Dr. Bar says that there is tension between experimentation and exploitation in our brains. When we are exploratory, we are inquisitive and curious, having an open mind and desiring to learn. As Dr. Bar says, “other times, we rely on, or ‘exploit,’ what we already know, leaning on our expectations, trusting the comfort of a predictable environment.

” Most of our lives are spent somewhere between these extremes. We tend to be more exploratory when we are in a different country, while we are more inclined to exploitation when we have just gotten home after a rough day at school. There are benefits to both outlooks: exploitation prevents us from taking too many risks that may end up harming us, while being exploratory allows us to discover new things that may benefit us. Ms. Baror and Dr. Bar’s study suggests that our internal exploration is too often lessened by an over-occupied mind, which is also the case for our experience with our external environment.

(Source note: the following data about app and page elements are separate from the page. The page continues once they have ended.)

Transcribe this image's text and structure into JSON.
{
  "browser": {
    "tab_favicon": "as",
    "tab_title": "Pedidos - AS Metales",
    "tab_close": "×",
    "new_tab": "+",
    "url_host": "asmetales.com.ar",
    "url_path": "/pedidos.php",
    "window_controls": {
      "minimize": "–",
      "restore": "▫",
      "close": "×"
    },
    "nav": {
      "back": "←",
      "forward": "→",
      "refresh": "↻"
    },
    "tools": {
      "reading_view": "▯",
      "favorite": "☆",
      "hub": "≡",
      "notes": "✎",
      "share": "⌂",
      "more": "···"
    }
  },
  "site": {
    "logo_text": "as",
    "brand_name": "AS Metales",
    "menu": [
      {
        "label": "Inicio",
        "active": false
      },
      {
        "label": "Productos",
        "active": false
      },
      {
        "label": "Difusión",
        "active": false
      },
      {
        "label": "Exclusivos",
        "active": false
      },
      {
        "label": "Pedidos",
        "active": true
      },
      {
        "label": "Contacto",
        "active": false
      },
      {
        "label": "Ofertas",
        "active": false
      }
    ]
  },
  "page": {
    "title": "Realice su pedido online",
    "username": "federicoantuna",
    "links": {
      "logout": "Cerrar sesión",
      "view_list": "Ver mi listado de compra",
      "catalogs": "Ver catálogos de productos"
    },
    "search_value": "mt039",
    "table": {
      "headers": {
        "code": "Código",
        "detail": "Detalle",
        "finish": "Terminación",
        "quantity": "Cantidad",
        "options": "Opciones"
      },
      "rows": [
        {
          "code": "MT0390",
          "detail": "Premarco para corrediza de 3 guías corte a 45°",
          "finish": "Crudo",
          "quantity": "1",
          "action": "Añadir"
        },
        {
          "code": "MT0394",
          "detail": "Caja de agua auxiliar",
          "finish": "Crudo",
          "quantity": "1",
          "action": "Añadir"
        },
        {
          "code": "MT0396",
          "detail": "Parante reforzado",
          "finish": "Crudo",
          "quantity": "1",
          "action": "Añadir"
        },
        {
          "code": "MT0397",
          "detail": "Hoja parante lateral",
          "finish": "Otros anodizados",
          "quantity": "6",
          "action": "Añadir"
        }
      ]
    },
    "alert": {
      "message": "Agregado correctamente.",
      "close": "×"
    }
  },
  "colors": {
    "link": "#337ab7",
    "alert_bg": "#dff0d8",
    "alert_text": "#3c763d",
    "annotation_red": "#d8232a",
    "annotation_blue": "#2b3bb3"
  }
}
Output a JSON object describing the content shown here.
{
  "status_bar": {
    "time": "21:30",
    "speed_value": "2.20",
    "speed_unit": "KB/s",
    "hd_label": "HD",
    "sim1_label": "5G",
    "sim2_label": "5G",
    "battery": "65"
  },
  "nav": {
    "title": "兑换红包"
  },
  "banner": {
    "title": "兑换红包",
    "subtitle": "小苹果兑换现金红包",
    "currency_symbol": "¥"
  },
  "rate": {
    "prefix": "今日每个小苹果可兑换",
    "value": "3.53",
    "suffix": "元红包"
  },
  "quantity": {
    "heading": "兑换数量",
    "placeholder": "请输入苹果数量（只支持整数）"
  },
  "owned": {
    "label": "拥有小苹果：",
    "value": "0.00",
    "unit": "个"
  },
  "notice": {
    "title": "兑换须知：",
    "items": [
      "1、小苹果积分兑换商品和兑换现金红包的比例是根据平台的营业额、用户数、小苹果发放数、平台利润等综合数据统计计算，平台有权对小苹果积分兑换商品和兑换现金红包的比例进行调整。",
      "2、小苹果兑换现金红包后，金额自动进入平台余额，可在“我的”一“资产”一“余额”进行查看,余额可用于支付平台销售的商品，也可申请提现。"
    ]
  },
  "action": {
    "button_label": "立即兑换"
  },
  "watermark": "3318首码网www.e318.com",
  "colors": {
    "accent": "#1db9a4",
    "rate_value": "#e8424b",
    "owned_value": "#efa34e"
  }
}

In our everyday lives, we may find ourselves overloading our minds in different ways: memorizing vocabulary terms for a test so that we don’t forget them, practicing what we’re going to say during a class presentation, or rehearsing the name of someone we just met so that we don’t forget it. There are also the “ever-present wanderings of the normal mind.” Additionally, there are more chronic sources of mental load, such as anxiety, stress, and depression, which are characterized by ruminative thought patterns. These thoughts can consume mental capacity, leading to dull thought patterns and a lessened ability to experience pleasure. Dr.

Bar says that he gives himself a yearly “birthday gift” of a week of silence at a meditation retreat. By being silent for a week, he aims to empty his mind of thought and become more aware of his presence and surroundings, such as what the food that he is eating tastes like, and the visual pleasure a flower’s beauty can bring. He would feel gratified after looking at a flower for as long as 45 minutes and “wondered how a simple tomato could taste so good.” When he returned to the act of thinking about something, he noticed that his thoughts were noticeably more unique, fresher, and surprising. Although we may not have the desire or the time to go on a week long meditation retreat, we can take some time once in a while to focus on our present actions and feelings in an effort to “expel the mind-wandering and ruminations which become a tax on the quality of our lives,” as Dr. Bar says.

We overlook many aspects of the world and fail to experience life to the fullest when our minds are cluttered or overwhelmed. Having the ability to remove our mental load, even for a few moments, can improve the quality of our contributions to our classes and conversations. Even something small, such as trying to eat our meals without watching an electronic device, or seeing the beauty in a simple object, can help us keep our minds in the present so that we can produce more original, creative thoughts.